After watching the documentaries, some consciously try to stop drug use. The foundation follows up, monitors, and encourages those who make such decisions.
“With that method, they feel sorry for themselves, understanding that they are in bondage and desire freedom,” said Gbenga Adekeye, the founder.
But the approach is only used on those whose conditions do not require full-blown rehabilitation. To decide who needs rehabilitation, the initiative records the basic history of the person – from when the addiction began to how it started to what triggers it to its severity.
The nonprofit does not rehabilitate, so it refers severe cases to rehabilitation centres.
When the foundation assessed Zacheus, it found he did not need rehabilitation. And sure, after he watched several documentaries the initiative played in September 2018, he went home remorseful – and that was the beginning of his healing.
“I am no longer taking weed [or drugs], but I was as lean as a broomstick when my body was transitioning. Their repeated encouragement helped me,” he said.
Like Zacheus, it took the initiative’s documentary-watching method for 25-year-old David, an Alagbado community resident in Kwara State, to come out of addiction.
David was diagnosed with tuberculosis of the bone in 2010, leading to severe joint pains. He started taking tramadol, a prescription painkiller that some Nigerian youths sometimes abuse to gain some perceived euphoric or narcotic effects.
Soon, David was abusing tramadol.
“I started taking it two times a day. Everywhere I go, I take it along with me because the pain can just come at any time until I get addicted to it. I became restless and abnormal,” he said.
“[But] with the [initiative’s] approach, I have stopped taking the drug, though it took some time.”
Responding to a community-wide problem
Adekeye, the founder, said he started the nonprofit in early 2018 when he saw growing numbers of young people in Kwara communities deep in drug addiction.

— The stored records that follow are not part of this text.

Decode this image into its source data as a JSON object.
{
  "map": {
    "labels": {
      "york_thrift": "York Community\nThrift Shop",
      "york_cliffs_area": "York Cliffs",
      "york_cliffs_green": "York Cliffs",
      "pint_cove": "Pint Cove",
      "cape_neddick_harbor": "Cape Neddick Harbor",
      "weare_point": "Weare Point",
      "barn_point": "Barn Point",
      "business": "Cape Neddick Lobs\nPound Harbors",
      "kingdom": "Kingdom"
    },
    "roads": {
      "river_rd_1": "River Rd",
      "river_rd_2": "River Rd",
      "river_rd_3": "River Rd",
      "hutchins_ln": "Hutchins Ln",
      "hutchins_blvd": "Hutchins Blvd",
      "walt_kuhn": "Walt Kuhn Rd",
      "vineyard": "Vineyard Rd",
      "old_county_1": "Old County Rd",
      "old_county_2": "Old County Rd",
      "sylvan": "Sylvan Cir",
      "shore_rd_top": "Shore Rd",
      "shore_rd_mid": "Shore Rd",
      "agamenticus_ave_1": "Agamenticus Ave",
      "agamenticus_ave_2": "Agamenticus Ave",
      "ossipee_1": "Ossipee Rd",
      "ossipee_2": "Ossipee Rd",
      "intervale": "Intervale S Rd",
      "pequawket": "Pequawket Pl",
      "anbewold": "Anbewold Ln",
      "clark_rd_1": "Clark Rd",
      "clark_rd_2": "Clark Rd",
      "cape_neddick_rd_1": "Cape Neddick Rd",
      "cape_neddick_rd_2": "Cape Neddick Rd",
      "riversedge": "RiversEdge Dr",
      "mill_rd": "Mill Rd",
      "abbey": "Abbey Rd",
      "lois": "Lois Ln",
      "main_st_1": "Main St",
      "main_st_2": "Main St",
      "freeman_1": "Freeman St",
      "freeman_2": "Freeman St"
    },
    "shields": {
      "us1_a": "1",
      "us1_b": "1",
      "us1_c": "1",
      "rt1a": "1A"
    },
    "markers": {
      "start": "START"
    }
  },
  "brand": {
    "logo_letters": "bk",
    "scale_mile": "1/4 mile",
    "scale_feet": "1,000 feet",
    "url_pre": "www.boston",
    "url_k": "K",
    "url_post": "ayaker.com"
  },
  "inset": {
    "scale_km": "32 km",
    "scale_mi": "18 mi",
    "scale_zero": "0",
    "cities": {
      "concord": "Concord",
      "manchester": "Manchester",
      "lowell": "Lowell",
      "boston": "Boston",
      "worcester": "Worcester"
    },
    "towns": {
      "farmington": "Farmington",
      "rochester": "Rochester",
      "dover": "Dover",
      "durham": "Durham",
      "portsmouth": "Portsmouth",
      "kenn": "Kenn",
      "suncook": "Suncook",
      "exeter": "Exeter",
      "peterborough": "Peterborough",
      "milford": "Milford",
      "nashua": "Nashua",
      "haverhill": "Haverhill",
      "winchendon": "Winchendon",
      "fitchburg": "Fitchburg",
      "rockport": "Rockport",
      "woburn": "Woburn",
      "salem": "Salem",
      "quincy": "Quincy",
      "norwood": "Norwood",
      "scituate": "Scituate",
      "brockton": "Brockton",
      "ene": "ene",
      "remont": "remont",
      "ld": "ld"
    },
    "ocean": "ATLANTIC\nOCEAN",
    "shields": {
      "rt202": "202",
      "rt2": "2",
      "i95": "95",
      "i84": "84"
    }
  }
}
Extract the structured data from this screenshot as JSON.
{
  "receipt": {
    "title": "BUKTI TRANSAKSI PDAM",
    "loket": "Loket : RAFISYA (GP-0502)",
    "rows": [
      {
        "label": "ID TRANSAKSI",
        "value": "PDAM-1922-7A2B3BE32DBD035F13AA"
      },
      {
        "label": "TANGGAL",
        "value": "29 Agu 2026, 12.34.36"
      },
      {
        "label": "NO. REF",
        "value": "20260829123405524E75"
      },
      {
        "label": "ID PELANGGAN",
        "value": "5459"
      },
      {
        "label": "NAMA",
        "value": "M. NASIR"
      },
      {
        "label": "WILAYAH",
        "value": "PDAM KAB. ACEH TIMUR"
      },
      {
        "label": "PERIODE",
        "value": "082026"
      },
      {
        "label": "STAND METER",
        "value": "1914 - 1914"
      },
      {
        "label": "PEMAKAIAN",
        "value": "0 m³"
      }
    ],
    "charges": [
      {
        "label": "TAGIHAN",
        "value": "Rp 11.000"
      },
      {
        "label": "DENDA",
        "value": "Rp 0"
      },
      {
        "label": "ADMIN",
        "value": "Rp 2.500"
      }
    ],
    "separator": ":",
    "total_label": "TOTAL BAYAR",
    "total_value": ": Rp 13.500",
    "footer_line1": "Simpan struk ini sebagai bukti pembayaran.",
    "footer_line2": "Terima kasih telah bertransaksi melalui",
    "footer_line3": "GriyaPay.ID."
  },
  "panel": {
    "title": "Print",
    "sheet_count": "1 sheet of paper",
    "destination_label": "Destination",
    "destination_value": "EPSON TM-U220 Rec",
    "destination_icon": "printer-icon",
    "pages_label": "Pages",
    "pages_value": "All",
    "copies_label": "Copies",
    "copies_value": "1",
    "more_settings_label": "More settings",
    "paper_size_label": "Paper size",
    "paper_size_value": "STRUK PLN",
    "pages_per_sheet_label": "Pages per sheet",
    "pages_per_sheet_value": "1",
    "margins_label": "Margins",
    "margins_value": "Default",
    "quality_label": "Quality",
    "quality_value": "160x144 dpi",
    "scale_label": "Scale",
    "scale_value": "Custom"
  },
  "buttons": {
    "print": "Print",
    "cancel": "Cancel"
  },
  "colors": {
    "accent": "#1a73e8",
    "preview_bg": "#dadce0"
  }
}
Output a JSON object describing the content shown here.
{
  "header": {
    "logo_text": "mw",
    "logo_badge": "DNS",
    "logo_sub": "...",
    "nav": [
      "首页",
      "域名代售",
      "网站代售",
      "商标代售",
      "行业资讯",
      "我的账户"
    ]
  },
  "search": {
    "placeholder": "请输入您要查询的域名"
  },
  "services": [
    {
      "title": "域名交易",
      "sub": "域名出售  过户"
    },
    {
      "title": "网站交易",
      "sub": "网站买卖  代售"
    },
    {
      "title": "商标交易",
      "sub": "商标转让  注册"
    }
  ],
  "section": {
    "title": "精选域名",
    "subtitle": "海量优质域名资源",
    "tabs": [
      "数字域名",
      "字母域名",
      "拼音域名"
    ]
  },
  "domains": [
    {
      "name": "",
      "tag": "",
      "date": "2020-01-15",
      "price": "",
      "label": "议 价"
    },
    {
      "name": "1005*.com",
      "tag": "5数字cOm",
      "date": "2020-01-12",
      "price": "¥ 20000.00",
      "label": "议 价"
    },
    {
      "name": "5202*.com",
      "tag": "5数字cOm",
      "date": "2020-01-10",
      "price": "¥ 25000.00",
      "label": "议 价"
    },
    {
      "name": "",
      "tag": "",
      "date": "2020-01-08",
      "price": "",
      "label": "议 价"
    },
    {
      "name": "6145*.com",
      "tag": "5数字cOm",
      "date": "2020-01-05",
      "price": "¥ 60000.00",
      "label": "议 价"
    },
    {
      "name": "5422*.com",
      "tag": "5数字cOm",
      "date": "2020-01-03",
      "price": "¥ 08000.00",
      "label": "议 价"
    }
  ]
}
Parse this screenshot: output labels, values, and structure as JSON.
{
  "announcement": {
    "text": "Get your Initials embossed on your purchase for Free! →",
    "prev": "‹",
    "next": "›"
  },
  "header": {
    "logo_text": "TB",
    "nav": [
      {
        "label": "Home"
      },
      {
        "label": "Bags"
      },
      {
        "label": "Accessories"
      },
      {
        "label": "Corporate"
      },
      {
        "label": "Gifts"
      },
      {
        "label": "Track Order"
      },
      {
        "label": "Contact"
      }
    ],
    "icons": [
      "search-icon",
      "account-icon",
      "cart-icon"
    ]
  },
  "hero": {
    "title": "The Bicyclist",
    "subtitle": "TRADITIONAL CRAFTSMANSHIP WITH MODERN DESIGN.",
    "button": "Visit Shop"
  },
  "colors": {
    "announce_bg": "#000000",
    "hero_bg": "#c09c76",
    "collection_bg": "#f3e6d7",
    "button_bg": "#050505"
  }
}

“We see a whole lot of glorious destinies being destroyed; we cannot just sit and watch,” he said.
As a starting point, he wrote to leaders of secondary schools, religious organisations, and communities in Kwara, requesting a chance to talk to worshipers, students and community members about the effects of drug abuse.
That began a campaign that has reached 30,000 people across the north-central and southwest regions of Nigeria through seminars and awareness programmes.
Specifically, with its two staff and 12 volunteers, the initiative has used the documentaries-watching approach to help 50 people come out of addiction.
Now, it receives several request phone calls monthly from people struggling with addiction or their relatives. The group appears on local radio stations to raise funds, soliciting donations from groups and individuals.
But the initiative does not offer its service entirely free. Candidates pay at least N10,000 (about $22.5) to cover part of their medical assessment.
However, as little as the amount, some candidates cannot afford it, so they never return after the initial contact. And not everyone who watches the documentary decides to change.
To this end, the initiative might need to consider adding other approaches, Obindo, the professor of psychiatry, said, adding that the initiative’s single approach might be why it has helped only 50 people out of the 30,000 it has reached since 2018.
“I don’t doubt the metric of their success, but they need to subject their method to scientific scrutiny,” he said.
Notwithstanding, some of those the approach has worked on say they now have an out-of-bondage feeling.
“I am relieved,” Zacheus said with a smile.
This story was produced with the support of Nigeria Health Watch through the Solutions Journalism Network, a nonprofit organisation dedicated to rigorous and compelling reporting about responses to social problems.